**ACTIVITY**
Write out the entries exactly, pictures excluded.

Items from a dataset:
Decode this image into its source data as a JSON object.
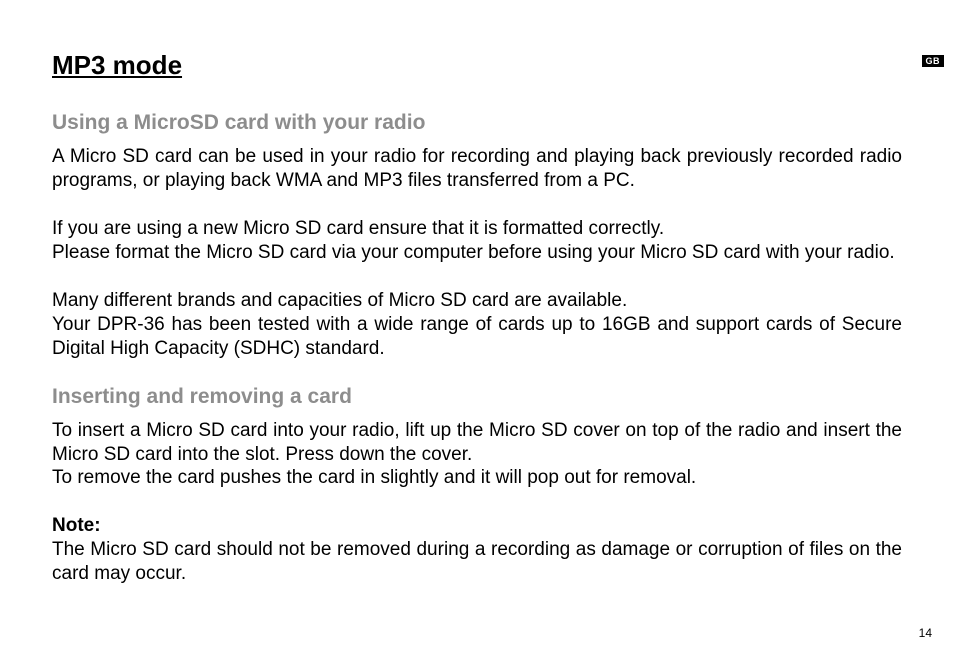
{
  "lang_badge": "GB",
  "page_number": "14",
  "title": "MP3 mode",
  "section1": {
    "heading": "Using a MicroSD card with your radio",
    "p1": "A Micro SD card can be used in your radio for recording and playing back previously recorded radio programs, or playing back WMA and MP3 files transferred from a PC.",
    "p2": "If you are using a new Micro SD card ensure that it is formatted correctly.\nPlease format the Micro SD card via your computer before using your Micro SD card with your radio.",
    "p3": "Many different brands and capacities of Micro SD card are available.\nYour DPR-36 has been tested with a wide range of cards up to 16GB and support cards of Secure Digital High Capacity (SDHC) standard."
  },
  "section2": {
    "heading": "Inserting and removing a card",
    "p1": "To insert a Micro SD card into your radio, lift up the Micro SD cover on top of the radio and insert the Micro SD card into the slot. Press down the cover.\nTo remove the card pushes the card in slightly and it will pop out for removal.",
    "note_label": "Note:",
    "note_text": "The Micro SD card should not be removed during a recording as damage or corruption of files on the card may occur."
  }
}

**FINISHED EXERCISE**
Decode this image into its source data as a JSON object.
{
  "lang_badge": "GB",
  "page_number": "14",
  "title": "MP3 mode",
  "section1": {
    "heading": "Using a MicroSD card with your radio",
    "p1": "A Micro SD card can be used in your radio for recording and playing back previously recorded radio programs, or playing back WMA and MP3 files transferred from a PC.",
    "p2": "If you are using a new Micro SD card ensure that it is formatted correctly.\nPlease format the Micro SD card via your computer before using your Micro SD card with your radio.",
    "p3": "Many different brands and capacities of Micro SD card are available.\nYour DPR-36 has been tested with a wide range of cards up to 16GB and support cards of Secure Digital High Capacity (SDHC) standard."
  },
  "section2": {
    "heading": "Inserting and removing a card",
    "p1": "To insert a Micro SD card into your radio, lift up the Micro SD cover on top of the radio and insert the Micro SD card into the slot. Press down the cover.\nTo remove the card pushes the card in slightly and it will pop out for removal.",
    "note_label": "Note:",
    "note_text": "The Micro SD card should not be removed during a recording as damage or corruption of files on the card may occur."
  }
}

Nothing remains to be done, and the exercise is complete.